Ex. 3. Find the common denominator for 1/6, 1/2, 5/12, 2/15.
 Common Factors First   There is no common factor of 6, 2, 12, and 15. Next most common is 2 and 3, so list these avoiding duplication. An additional 2 and an additional 5 are required. The common denominator is 2·2·3·5 or 60. One Fraction At-A-Time   The prime factors of 6 are 2 and 3, so, list each. The prime factor of 2 is 2 but, it has already been listed. The prime factors of 12 are 2 and 2 and 3. The 2 and 3 are duplicates, so, just list one more 2. The prime factors of 15 are 3 and 5. List the 5, but, don't duplicate the 3 which is already listed. The common denominator is 2·2·3·5 or 60.

Ex. 4. Find the common denominator for 3/10 and 4/25.
 Common Factors First   Ten and 25 share a common factor of 5, so, list it. The additional factors of 2 and 5 are required. The common denominator is 2·5·5 or 50. One Fraction At-A-Time   List the factors 2 and 5 for the denominator 10. Don't list the duplicate factor of 5, but, do list an additional factor of 5 for the factors of 25. The common denominator is 2·5·5 or 50.

Example 5 is very much like example 4. One has arithmetic factors, the other algebraic factors. The procudure is the same.

Ex. 5. Find the common denominator for 2/x2 and -3/(xy).
 Common Factors First   Each denominator has a factor of x. List it only once. Next list the two required factors of x and y. The common denominator is x·x·y or x2y. One Fraction At-A-Time   The first fraction has denominator factors of x and x. List each. The next fraction has factors of x and y. Do not duplicate the x. List the y. The common denominator is x·x·y or x2y.

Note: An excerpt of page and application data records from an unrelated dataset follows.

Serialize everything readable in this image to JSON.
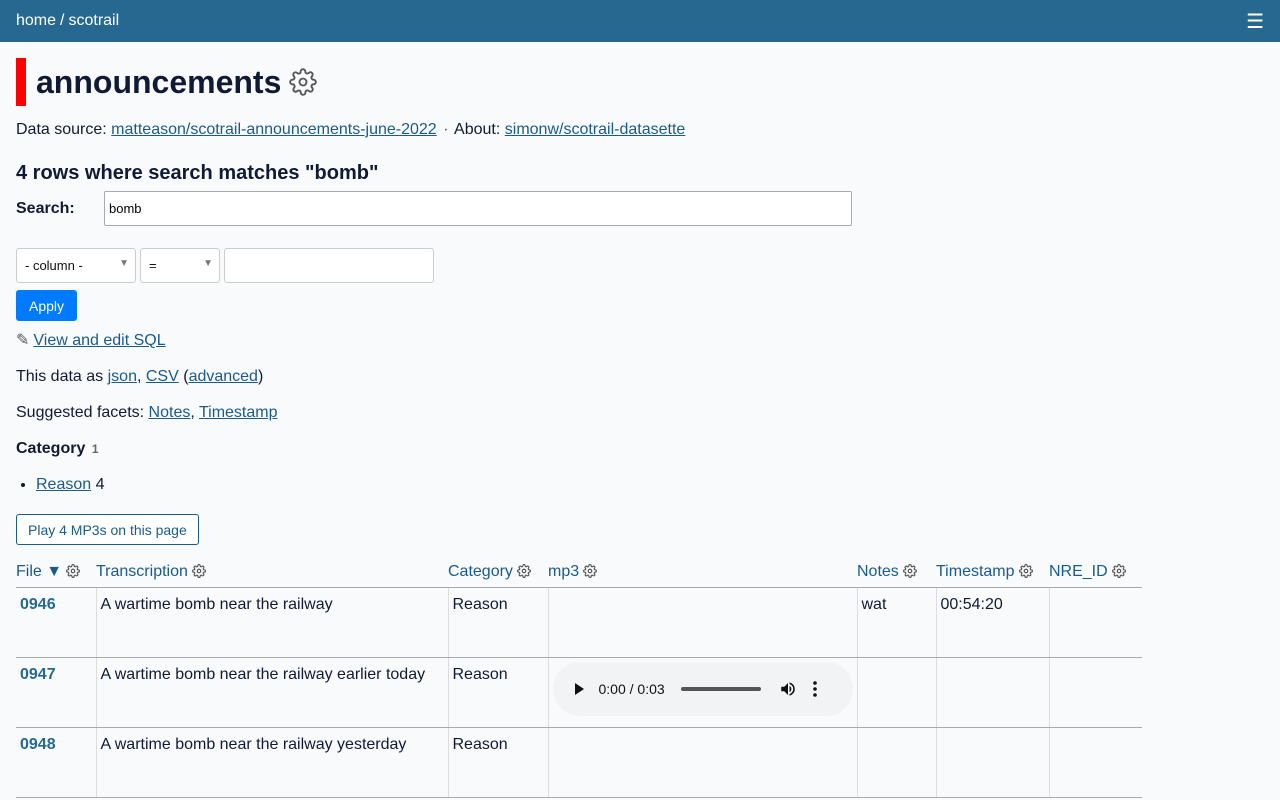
{
  "nav": {
    "home": "home",
    "separator": "/",
    "db": "scotrail",
    "menu_glyph": "☰"
  },
  "page": {
    "title": "announcements",
    "source_label": "Data source:",
    "source_link": "matteason/scotrail-announcements-june-2022",
    "about_sep": "·",
    "about_label": "About:",
    "about_link": "simonw/scotrail-datasette"
  },
  "search": {
    "heading": "4 rows where search matches \"bomb\"",
    "label": "Search:",
    "value": "bomb"
  },
  "filter": {
    "column": "- column -",
    "op": "=",
    "value": "",
    "apply": "Apply"
  },
  "sql": {
    "pencil": "✎",
    "link": "View and edit SQL"
  },
  "export": {
    "prefix": "This data as",
    "json": "json",
    "comma": ",",
    "csv": "CSV",
    "open": "(",
    "advanced": "advanced",
    "close": ")"
  },
  "facets": {
    "prefix": "Suggested facets:",
    "items": [
      "Notes",
      "Timestamp"
    ],
    "comma": ","
  },
  "category_facet": {
    "title": "Category",
    "count": "1",
    "items": [
      {
        "label": "Reason",
        "count": "4"
      }
    ]
  },
  "play_button": "Play 4 MP3s on this page",
  "table": {
    "columns": [
      {
        "label": "File ▼"
      },
      {
        "label": "Transcription"
      },
      {
        "label": "Category"
      },
      {
        "label": "mp3"
      },
      {
        "label": "Notes"
      },
      {
        "label": "Timestamp"
      },
      {
        "label": "NRE_ID"
      }
    ],
    "rows": [
      {
        "file": "0946",
        "transcription": "A wartime bomb near the railway",
        "category": "Reason",
        "mp3": "",
        "notes": "wat",
        "timestamp": "00:54:20",
        "nre_id": ""
      },
      {
        "file": "0947",
        "transcription": "A wartime bomb near the railway earlier today",
        "category": "Reason",
        "mp3": "0:00 / 0:03",
        "notes": "",
        "timestamp": "",
        "nre_id": ""
      },
      {
        "file": "0948",
        "transcription": "A wartime bomb near the railway yesterday",
        "category": "Reason",
        "mp3": "",
        "notes": "",
        "timestamp": "",
        "nre_id": ""
      }
    ]
  },
  "colors": {
    "topbar": "#276890",
    "title_bar": "#ff0000",
    "apply": "#007bff",
    "link": "#1a5a8c"
  }
}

Ex. 6. Find the common denominator for 2x/(4x+4y) and -3/(2x-2y).
 Common Factors First   The binomials 4x+4y and 2x-2y have only 2 as a common factor. List it. Other unique factors needed are x+y, x-y, and 2. List each. The common denominator is 2·2·(x+y)·(x-y) or 4x2-4y2. One Fraction At-A-Time   The first fraction has a denominator prime factors 2, 2, and x+y. List these. The second denominator has a duplicate factor of 2 and a unique factor of x-y. List only the x-y. The common denominator is is 2·2·(x+y)·(x-y) or 4x2-4y2.

Ex. 7. Find the common denominator for 5/(x2-1) and 3/(x2+4x+3).
 Common Factors First   The fractions have a common denominator factor of x+1. List it. They have unique factors of x-1 and x+3. List them. The common denominator is (x+1)(x-1)(x+3). One Fraction At-A-Time   The first fraction as denominator factors of x+1 and x-1. List them. In the second fraction's denominator the x+1 is a duplicate. Don't list it. The x+3 is needed. List it. The common denominator is (x+1)(x-1)(x+3).

Ex. 8. Find the common denominator for 5/(2x + 8) and 4/(x2-16).
 Common Factors First   The denominators have a common factor of x+4. List it. Unique factors of 2 and x-4 are also needed. List them. The common denominator is 2(x+4)(x-4). One Fraction At-A-Time   The first fraction has denominator factors of 2 and x+4. List them. The second fraction has a duplicate factor of x+4. Don't list it. It has a unique factor of x-4. List it. The common denominator is 2(x+4)(x-4).

Ex. 9. Find the common denominator for 4/(9ab2) and (a+1)/(12a2b3) .
 Common Factors First   The common factors are 3, a, b, and b. List them. There are unique factors of 2, 2, a, 3, and b. List these also. The common denominator is 2·2·3·3·a·a·b·b·b or 36a2b3. One Fraction At-A-Time   The first denominator has factors of 3, 3, a, b, and b. List them. The next fraction has duplicate factors of 3, a, b, and b. Do not list these. List the unique factors of 2, 2, and b. The common denominator is 2·2·3·3·a·a·b·b·b or 36a2b3.
 See: algebraic fractions - equivalent fractions, computation techniques Algebra Notes: IN ENGLISH: 1. n. a characteristic shared by two or more things or people. EX. Their common denominator was their love for mathematics.

APPLICATION: See list 40.

Find the common denominator for:
1. 1/2 and 3/4
2. thirds and eighths
3. 4.    This is a page from the dictionary MATH SPOKEN HERE!, published in 1995 by MATHEMATICAL CONCEPTS, inc., ISBN: 0-9623593-5-1.   You are hereby granted permission to make ONE printed copy of this page and its picture(s) for your PERSONAL and not-for-profit use.